June 3, 2009

Global Market Comments
June 3, 2009

Featured Trades: (C), (BAC), (MS), (GS), (JPM), (LUMBER)

1) For me it's déjà vu all over again. When I traded the Nikkei during the nineties, every market rally was capped by a predictable flood of new equity issuance by cash starved, undercapitalized Japanese banks. It sucked the life out of the market for a decade, confining it to a monotonous 14,000-20,000 range, until it finally dropped by half again after the dotcom bust. Sound familiar? This was while the Dow was going from 2,000 to 10,000. Now the tables are turned. Last month saw American banks soak the market with new equity on an unprecedented scale; Citibank (C) $58 billion, Bank of America (BAC) $25.9 billion, Morgan Stanley (MS) $6.8 billion, Goldman Sachs (GS) $5.8 billion, and JP Morgan (JPM) $5 billion. If the market edges higher, we will no doubt face more supply. I have no doubt that this will define the top end of a range in the Dow that we will have to live with for quite a long time. Volatilities will crash. Better to go trade China, Brazil, India, or any other country that has large cash surpluses and relatively healthy banks.

Nikkei-1.png picture by sbronte

Japanflag4-1.jpg picture by sbronte

2) If you are wondering about those funny looking little cars in parking lots around the city, you better go to Scott Griffith, CEO of Zip Cars. The online membership-only car rental company makes available 6,000 Mini Coopers, Priuses (Priai?), Scions, BMW three series, and other small cars to its 300,000 members for rent at $9-$10 an hour, gas and insurance included. Once a reservation is made, the company emails the car to open up for the member to drive away. You can rent a car on your PDA while standing next to it (http://www.zipcar.com). The entire process is untouched by human hands. The privately held company says that 14 million potential customers in the US are a ten minute walk away from their cars, and that the global market for this service is 37 million.  Zip Cars, which merged with Flexcar in 2007, sees increasing demand from economizing families looking to them for second cars. Vehicle choices are made by customers, and there has never been a request for a GM or a Chrysler.

ZipCars.jpg picture by sbronte

3) Those fortunate few who took my advice to go long lumber futures can now go out and build a bonfire to celebrate. Since then, the homebuilder's favorite commodity has rocketed by 35% to $200. The biggest producers, Weyerhaeuser (WY), Rayonier (RYN), or Louisiana Pacific (LPX) have also done well. The last gap up was prompted by more mustard seeds that the housing market may have hit bottom. The enormous subsidies offered to first time buyers is also helping eat into inventories.  After seeing similar Chinese inspired moves in copper, crude, and coal, this is further proof of the beginning of a much broader, long term bull market in commodities.
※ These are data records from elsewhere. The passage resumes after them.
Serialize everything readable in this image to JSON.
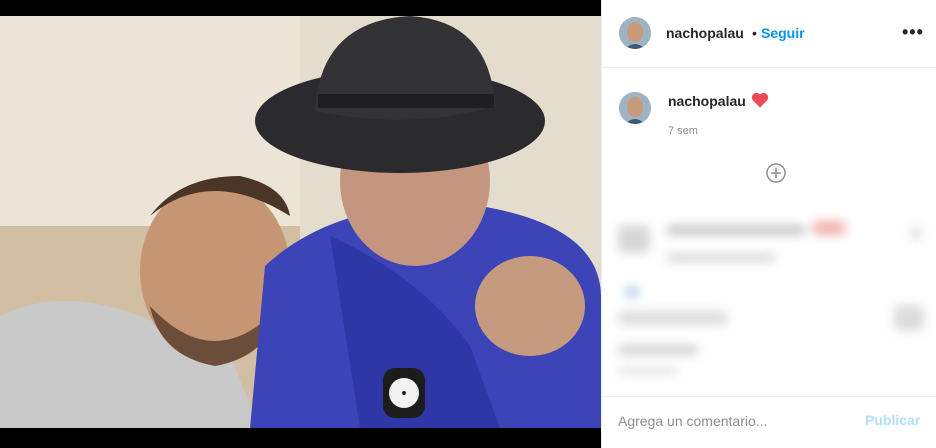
{
  "post": {
    "username": "nachopalau",
    "follow_label": "Seguir",
    "separator": "•",
    "more_icon": "more-horizontal-icon",
    "caption_username": "nachopalau",
    "caption_emoji": "heart-icon",
    "time_ago": "7 sem",
    "comment_placeholder": "Agrega un comentario...",
    "publish_label": "Publicar"
  },
  "colors": {
    "accent": "#0095f6",
    "publish_disabled": "#b2dffc",
    "heart": "#ed4956",
    "muted_text": "#8e8e8e"
  }
}
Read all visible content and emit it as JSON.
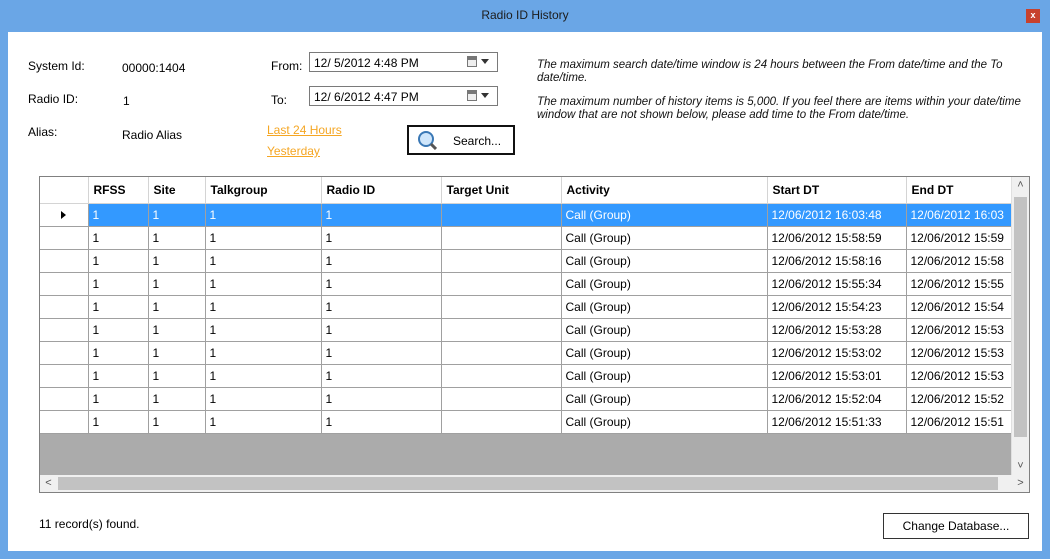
{
  "window": {
    "title": "Radio ID History",
    "close_glyph": "x"
  },
  "info_fields": [
    {
      "label": "System Id:",
      "value": "00000:1404"
    },
    {
      "label": "Radio ID:",
      "value": "1"
    },
    {
      "label": "Alias:",
      "value": "Radio Alias"
    }
  ],
  "date_range": {
    "from_label": "From:",
    "from_value": "12/ 5/2012  4:48 PM",
    "to_label": "To:",
    "to_value": "12/ 6/2012  4:47 PM"
  },
  "links": {
    "last_24": "Last 24 Hours",
    "yesterday": "Yesterday"
  },
  "search_button": "Search...",
  "notes": {
    "window": "The maximum search date/time window is 24 hours between the From date/time and the To date/time.",
    "limit": "The maximum number of history items is 5,000.  If you feel there are items within your date/time window that are not shown below, please add time to the From date/time."
  },
  "table": {
    "columns": [
      "RFSS",
      "Site",
      "Talkgroup",
      "Radio ID",
      "Target Unit",
      "Activity",
      "Start DT",
      "End DT"
    ],
    "rows": [
      [
        "1",
        "1",
        "1",
        "1",
        "",
        "Call (Group)",
        "12/06/2012 16:03:48",
        "12/06/2012 16:03"
      ],
      [
        "1",
        "1",
        "1",
        "1",
        "",
        "Call (Group)",
        "12/06/2012 15:58:59",
        "12/06/2012 15:59"
      ],
      [
        "1",
        "1",
        "1",
        "1",
        "",
        "Call (Group)",
        "12/06/2012 15:58:16",
        "12/06/2012 15:58"
      ],
      [
        "1",
        "1",
        "1",
        "1",
        "",
        "Call (Group)",
        "12/06/2012 15:55:34",
        "12/06/2012 15:55"
      ],
      [
        "1",
        "1",
        "1",
        "1",
        "",
        "Call (Group)",
        "12/06/2012 15:54:23",
        "12/06/2012 15:54"
      ],
      [
        "1",
        "1",
        "1",
        "1",
        "",
        "Call (Group)",
        "12/06/2012 15:53:28",
        "12/06/2012 15:53"
      ],
      [
        "1",
        "1",
        "1",
        "1",
        "",
        "Call (Group)",
        "12/06/2012 15:53:02",
        "12/06/2012 15:53"
      ],
      [
        "1",
        "1",
        "1",
        "1",
        "",
        "Call (Group)",
        "12/06/2012 15:53:01",
        "12/06/2012 15:53"
      ],
      [
        "1",
        "1",
        "1",
        "1",
        "",
        "Call (Group)",
        "12/06/2012 15:52:04",
        "12/06/2012 15:52"
      ],
      [
        "1",
        "1",
        "1",
        "1",
        "",
        "Call (Group)",
        "12/06/2012 15:51:33",
        "12/06/2012 15:51"
      ]
    ],
    "selected_row": 0
  },
  "status": "11 record(s) found.",
  "change_db_button": "Change Database...",
  "colors": {
    "frame": "#6aa6e6",
    "selection": "#3399ff",
    "link": "#f5a623",
    "close": "#c7412d"
  },
  "icons": [
    "close-icon",
    "calendar-icon",
    "dropdown-arrow-icon",
    "magnifier-icon",
    "row-pointer-icon",
    "scroll-arrow-icon"
  ]
}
Lumber-1.png picture by sbronte

forest.jpg picture by sbronte

4) If you are interested in alternative history, as I am, you will be fascinated by a Barrons interview with Douglas Holtz-Eakin, John McCain's economic guru, and current president of an economic consulting firm.  The new Republican president would have offered a smaller stimulus package, relied more on tax cuts, and let the big banks and car markers go under. Health care and education reform would have gone forward in a much diluted form. The gas tax may have been axed. What Holtz-Eakin doesn't say is that these policies would have produced a deeper, longer global recession, taken the Dow down to 4,000, the dollar up to parity with the euro, and 30 year Treasury yields down to 2%. I think it is also safe to assume that McCain's first choice for a Supreme Court appointment would not have been Sonya Sotomayor.

Sotomayor.jpg picture by sbronte


'If you want to succeed, double your failure rate,' said Thomas Watson, the CEO who built IBM into a global force from the twenties to the fifties. He also said, "I think there is a world market for maybe five computers."